MIDLAND CITY, Ala. (AP) — An Alabama family celebrated the rescue of a 5-year-old held hostage for a week in an underground bunker as authorities painstakingly checked for bombs on the abductor's property Tuesday, a day after a police raid left the man dead.
The FBI and other law enforcement officials left plenty of questions open about how they made the call to rush in and what happened inside the closet-sized hideout on the rural property, where the boy had been held by Jimmy Lee Dykes. But relatives said there was no question about the relief they feel.

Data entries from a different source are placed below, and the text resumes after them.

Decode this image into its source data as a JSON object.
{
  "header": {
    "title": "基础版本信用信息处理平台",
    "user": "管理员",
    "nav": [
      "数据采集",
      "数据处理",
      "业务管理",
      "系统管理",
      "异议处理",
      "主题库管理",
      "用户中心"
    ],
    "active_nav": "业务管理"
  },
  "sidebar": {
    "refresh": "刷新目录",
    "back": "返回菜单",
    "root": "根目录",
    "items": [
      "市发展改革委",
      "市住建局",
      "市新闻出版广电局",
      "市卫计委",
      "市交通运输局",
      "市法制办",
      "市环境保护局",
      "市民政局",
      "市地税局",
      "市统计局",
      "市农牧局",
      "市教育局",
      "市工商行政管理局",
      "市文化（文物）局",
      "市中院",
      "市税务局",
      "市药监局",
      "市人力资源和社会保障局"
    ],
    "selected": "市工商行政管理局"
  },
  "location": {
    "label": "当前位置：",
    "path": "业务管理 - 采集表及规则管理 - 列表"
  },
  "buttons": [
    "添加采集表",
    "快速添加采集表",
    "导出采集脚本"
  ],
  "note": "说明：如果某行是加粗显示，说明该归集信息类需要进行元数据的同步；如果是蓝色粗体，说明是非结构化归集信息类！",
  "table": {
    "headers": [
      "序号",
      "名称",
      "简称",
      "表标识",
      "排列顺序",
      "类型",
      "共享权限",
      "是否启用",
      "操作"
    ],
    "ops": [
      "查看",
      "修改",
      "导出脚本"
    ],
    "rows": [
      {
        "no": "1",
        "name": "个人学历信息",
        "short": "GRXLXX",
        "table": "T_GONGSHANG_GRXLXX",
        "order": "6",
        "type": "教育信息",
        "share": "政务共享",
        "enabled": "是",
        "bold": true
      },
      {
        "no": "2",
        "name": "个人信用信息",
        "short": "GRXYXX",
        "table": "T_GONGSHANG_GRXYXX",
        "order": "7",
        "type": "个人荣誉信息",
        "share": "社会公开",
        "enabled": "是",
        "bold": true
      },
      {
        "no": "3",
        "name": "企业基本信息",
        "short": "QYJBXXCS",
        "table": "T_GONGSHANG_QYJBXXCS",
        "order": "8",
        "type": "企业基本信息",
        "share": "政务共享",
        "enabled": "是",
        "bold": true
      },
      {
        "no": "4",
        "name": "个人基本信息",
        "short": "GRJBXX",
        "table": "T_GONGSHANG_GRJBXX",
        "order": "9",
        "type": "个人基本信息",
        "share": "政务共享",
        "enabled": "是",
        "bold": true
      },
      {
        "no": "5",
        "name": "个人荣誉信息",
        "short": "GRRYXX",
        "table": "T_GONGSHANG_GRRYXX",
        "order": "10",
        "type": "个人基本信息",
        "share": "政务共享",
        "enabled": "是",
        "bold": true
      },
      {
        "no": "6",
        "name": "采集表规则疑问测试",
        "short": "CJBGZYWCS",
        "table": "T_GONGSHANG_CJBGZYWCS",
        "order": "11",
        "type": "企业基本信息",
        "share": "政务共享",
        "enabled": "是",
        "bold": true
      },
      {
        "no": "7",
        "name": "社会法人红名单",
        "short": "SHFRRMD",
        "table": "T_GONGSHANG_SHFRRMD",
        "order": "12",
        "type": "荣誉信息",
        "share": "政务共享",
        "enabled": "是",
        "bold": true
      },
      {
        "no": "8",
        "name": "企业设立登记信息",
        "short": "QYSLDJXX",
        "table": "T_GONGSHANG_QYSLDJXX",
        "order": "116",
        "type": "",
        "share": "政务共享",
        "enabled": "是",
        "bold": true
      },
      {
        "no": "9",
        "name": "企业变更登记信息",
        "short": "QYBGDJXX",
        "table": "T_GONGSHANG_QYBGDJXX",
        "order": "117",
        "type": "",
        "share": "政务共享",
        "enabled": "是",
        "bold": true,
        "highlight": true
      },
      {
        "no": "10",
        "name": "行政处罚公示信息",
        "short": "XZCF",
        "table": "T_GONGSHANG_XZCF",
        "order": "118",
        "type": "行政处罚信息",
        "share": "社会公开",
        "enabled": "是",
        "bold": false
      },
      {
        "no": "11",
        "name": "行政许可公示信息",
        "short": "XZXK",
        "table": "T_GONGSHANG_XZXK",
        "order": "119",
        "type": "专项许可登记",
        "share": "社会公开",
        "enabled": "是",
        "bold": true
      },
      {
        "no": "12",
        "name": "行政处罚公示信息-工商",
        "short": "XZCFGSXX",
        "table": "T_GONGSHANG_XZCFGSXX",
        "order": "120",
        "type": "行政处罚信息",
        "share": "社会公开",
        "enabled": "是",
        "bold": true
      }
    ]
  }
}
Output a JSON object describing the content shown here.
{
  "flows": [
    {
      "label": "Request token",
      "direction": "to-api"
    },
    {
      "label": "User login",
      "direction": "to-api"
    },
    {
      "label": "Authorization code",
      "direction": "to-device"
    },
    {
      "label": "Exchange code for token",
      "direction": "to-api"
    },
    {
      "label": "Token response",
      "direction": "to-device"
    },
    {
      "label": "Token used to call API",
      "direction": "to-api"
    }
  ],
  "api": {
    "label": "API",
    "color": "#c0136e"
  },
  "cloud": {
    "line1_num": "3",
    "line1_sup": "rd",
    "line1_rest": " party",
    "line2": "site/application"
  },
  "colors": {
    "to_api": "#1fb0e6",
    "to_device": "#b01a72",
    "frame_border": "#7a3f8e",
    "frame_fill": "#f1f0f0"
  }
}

"If I could, I would do cartwheels all the way down the road," the boy's great-aunt, Debra Cook, told ABC's Good Morning America on Tuesday — a day before the boy's 6th birthday. "We'd all been walking around in a fog."
She said the boy was happy and playing with his old toys, including a dinosaur. "He was having the biggest time," Cook said.
School officials said at a news conference Tuesday that they planned to have a party to celebrate the boy's birthday, which is Wednesday, though they had not yet set a date for the party. The celebration, likely at the high school football field, would also honor the memory of Charles Albert Poland Jr., the bus driver credited as a hero for his actions to keep nearly two dozen other children on the bus safe when Dykes boarded to abduct the boy.
Principal Phillip Parker said his colleagues were eagerly awaiting the boy's return, though he did not know when that would be.
"We'd love to have him back tomorrow," he said.
Parker stands at the entrance to the school every day as the children arrive, and described the boy as a friendly, energetic child who comes up, shakes his hand and then continues on into the school as if he's in a hurry.